A directed verdict will not be granted if there is any evidence upon which a reasonable jury properly instructed could return a verdict of guilty.[7] The motion for directed verdict should not be granted if there has been adduced admissible evidence which could, if believed, result in conviction. The Crown, in order to meet the test set out in Sheppard, must adduce some evidence of culpability for every essential definitional element of the crime for which the Crown has the evidential burden.[8]

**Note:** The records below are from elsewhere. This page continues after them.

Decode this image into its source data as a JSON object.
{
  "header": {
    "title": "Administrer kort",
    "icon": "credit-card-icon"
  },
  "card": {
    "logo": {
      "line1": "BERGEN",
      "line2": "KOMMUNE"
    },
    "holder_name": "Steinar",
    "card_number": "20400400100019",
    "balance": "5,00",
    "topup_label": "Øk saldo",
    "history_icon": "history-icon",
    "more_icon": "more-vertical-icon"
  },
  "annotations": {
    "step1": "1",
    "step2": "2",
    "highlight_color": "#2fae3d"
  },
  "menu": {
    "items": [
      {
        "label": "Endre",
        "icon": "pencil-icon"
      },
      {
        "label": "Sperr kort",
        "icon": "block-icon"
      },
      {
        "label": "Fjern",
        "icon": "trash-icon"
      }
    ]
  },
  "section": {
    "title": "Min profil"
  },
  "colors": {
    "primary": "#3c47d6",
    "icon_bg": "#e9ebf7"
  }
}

This test is the same test that is applied at the conclusion of preliminary inquiry.[9]

  1. R. v. Litchfield, 1993 CanLII 44 (SCC), [1993] 4 SCR 333
    R. v. Rowbotham; R. v. Roblin, 1994 CanLII 93 (SCC), [1994] 2 S.C.R. 463 at p. 467
  2. R. v. Declercq, 2012 ABPC 147 at 4
  3. R v Declercq, supra and R. v. Rowbotham 1994 CanLII 93 (SCC), [1994] 2 SCR 463
  4. The United States of America v. Shephard, [1976] 30 C.C.C.(2d) 424 1976 CanLII 8;
    R v Monteleone, 1987 CanLII 16 (SCC), (1987), 35 C.C.C.(3d) 193 at p.161; and
    R. v. Charemski 1998 CanLII 819 (SCC), (1998), 123 C.C.C.(3d) 225
  5. R. v. Arcuri, 2001 SCC 54 (CanLII), [2001] 2 S.C.R. 828, at para 21
  6. R. v. Arcuri, 2001 SCC 54 at 1
    R. v. Beals, 2011 NSCA 42
  7. United States of America v. Shephard, 1976 CanLII 8, [1977] 2 SCR 1067
  8. R. v. Charemski, supra
  9. see R. v. Beals, 2011 NSCA 42 at 20
    The Preliminary Hearing uses the test from United States of America v. Shephard, 1976 CanLII 8 (SCC), [1977] 2 SCR 1067 at 1080 ("Whether or not there is any evidence upon which a reasonable jury properly instructed could return a verdict of guilty.")



See Canadian Criminal Procedure and Practice/Appeals#Insufficiency Reasons



A declaration of a mistrial "should only be granted as a last resort, in the clearest of cases and where no remedy short of that relief will adequately redress the actual harm occasioned."[1]

The decision to grant an application for a mistrial is discretionary.[2]

An appellate court should only intervene where the decision "is so clearly wrong as to amount to an injustice". [3]

Where a mistrial is declared, the rulings on pre-trial motions will generally still apply if the prosecution is re-initiated.[4]

  1. R. v. Toutissani, 2007 ONCA 773 (CanLII) at para. 9
  2. R. v. Grant (I.M.), 2009 MBCA 9 (CanLII) at para. 69
  3. Grant at para. 69
  4. R. v. Lee, 2002 CanLII 8304 (ON CA)